Tampa Bay made some minor waves earlier this month when it announced veteran blueliner James Wisniewski would attend training camp on a PTO. Wisniewski has a few things going for him — one, he’s a right-handed shot (something the Bolts’ defense doesn’t have many of) and two, he’s a power play specialist (Tampa Bay finished 28th with the man advantage last season).
That said, it’s tough not to see Koekkoek on the roster for opening night. He’s young, a gifted skater and rose to the occasion this past spring, playing effective postseason minutes despite a relative lack of NHL experience.
“He always had that ability, but now he’s got the confidence with that,” Bolts head coach Jon Cooper said in May, per the Tampa Bay Times. “When you know you belong, it really helps you in this league, and I think with every minute he plays, he gets better and better and more confident.
“He’s done a heck of a job for us.”
The Czechs are going with a familiar face to spearhead their leadership group at the upcoming World Cup of Hockey.
Tomas Plekanec, who captained the team at the 2014 Winter Olympics in Sochi and the most recent world championship, will wear the “C” this fall, the Czech Ice Hockey Association announced on Monday.
Plekanec, 33, has a wealth of leadership experience to draw on, having also served as an alternate captain in Montreal for the last two seasons. He’s expected to be a key catalyst for an underdog Czech team at this tournament, especially in the playmaking department — last year, Plekanec’s 40 assists came within five of a career-best for helpers in a single season.
It’ll be interesting to see who the Czechs eventually add to their leadership group next to Plekanec.
On paper, the 2015-16 season was a less impressive version of the Tampa Bay Lightning’s impressive 2014-15 run.
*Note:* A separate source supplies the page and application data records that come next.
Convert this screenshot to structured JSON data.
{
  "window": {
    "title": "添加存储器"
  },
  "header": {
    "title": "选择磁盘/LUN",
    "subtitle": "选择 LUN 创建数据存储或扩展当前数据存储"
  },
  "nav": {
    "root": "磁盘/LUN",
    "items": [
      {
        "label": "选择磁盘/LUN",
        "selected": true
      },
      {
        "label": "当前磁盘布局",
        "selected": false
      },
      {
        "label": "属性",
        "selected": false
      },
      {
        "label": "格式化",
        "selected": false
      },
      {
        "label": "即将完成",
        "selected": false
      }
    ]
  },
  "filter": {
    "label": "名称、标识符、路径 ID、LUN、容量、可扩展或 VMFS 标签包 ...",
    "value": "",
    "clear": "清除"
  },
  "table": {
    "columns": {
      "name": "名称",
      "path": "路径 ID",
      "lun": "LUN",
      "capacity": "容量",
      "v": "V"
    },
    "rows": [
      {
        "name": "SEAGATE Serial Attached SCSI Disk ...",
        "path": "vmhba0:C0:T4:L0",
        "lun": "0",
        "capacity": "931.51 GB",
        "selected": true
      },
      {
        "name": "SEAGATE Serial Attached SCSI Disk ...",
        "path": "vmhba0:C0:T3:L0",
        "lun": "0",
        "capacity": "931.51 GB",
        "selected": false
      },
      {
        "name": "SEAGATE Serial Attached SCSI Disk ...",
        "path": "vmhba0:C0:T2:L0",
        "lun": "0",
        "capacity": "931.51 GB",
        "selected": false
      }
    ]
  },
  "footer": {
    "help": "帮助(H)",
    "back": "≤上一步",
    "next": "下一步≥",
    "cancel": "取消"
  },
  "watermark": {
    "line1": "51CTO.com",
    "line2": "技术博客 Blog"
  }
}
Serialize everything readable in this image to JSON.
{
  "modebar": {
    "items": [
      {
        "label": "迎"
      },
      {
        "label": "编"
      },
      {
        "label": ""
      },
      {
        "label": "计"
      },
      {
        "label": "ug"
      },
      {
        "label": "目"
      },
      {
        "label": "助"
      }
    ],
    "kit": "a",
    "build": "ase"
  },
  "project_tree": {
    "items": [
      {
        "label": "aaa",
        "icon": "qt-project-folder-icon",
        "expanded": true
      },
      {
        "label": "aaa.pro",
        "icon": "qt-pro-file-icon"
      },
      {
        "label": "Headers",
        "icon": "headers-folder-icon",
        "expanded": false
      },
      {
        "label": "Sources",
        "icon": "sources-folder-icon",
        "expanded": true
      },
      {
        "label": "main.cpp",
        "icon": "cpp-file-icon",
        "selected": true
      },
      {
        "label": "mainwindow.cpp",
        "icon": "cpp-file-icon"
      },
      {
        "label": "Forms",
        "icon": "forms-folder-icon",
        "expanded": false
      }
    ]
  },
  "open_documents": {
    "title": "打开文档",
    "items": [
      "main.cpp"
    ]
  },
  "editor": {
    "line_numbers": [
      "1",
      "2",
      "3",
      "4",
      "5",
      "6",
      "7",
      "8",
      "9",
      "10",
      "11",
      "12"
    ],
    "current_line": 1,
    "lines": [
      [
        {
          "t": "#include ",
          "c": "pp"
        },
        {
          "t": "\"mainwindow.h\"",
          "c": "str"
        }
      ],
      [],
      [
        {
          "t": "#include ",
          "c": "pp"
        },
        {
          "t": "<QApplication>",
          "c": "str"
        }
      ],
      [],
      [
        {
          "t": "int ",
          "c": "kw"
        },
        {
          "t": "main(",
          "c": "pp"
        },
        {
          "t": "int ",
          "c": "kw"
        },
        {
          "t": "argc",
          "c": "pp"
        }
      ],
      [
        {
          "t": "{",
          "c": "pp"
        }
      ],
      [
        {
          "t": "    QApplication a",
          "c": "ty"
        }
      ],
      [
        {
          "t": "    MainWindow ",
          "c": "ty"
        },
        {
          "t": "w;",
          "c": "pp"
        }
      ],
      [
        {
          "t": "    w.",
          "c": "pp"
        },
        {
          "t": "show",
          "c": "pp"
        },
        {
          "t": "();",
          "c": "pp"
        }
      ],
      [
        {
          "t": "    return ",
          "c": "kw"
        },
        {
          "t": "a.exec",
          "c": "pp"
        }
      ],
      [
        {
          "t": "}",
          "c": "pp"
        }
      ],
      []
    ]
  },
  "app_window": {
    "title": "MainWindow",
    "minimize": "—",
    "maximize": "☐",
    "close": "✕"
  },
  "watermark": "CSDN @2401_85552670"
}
They made a deep run, but they couldn’t quite get to the Stanley Cup Final another time. The Bolts finished second in the Atlantic Division once again, but only with 97 standings points instead of the outstanding total of 108 from 2014-15.
In reality, the Lightning finished the year with a lot to be proud of, though.
All things considered, there were a lot of positives to take from pushing the eventual champs to a Game 7.
If you weren’t impressed by the Lightning’s work during the season, maybe an impressive off-season did the trick?
GM Steve Yzerman answered to huge questions in the affirmative by re-signing Stamkos (eight years, $68 million) and Victor Hedman (eight years, $63 million) to long-term contracts at very reasonable rates.
Along with those massively important contracts, Yzerman locked down other important players in Andrei Vasilveskiy and Alex Killorn. He still has a tough nut to crack in re-signing Nikita Kucherov, but he’s laid the groundwork for that to happen.
If hitting all the right buttons with Stamkos and Hedman wasn’t enough, the Lightning made some very nice value moves.
There’s a chance Cory Conacher could re-discover some of the brief magic he enjoyed before Tampa Bay traded him for Bishop. Handing James Wisniewski a PTO could leave the Bolts with one of the deepest defenses in the NHL (or at least provide a nice Matt Carle replacement).
There’s still work to do, but overall, the Lightning’s outlook is very sunny. PHT explores the team’s biggest questions on Monday.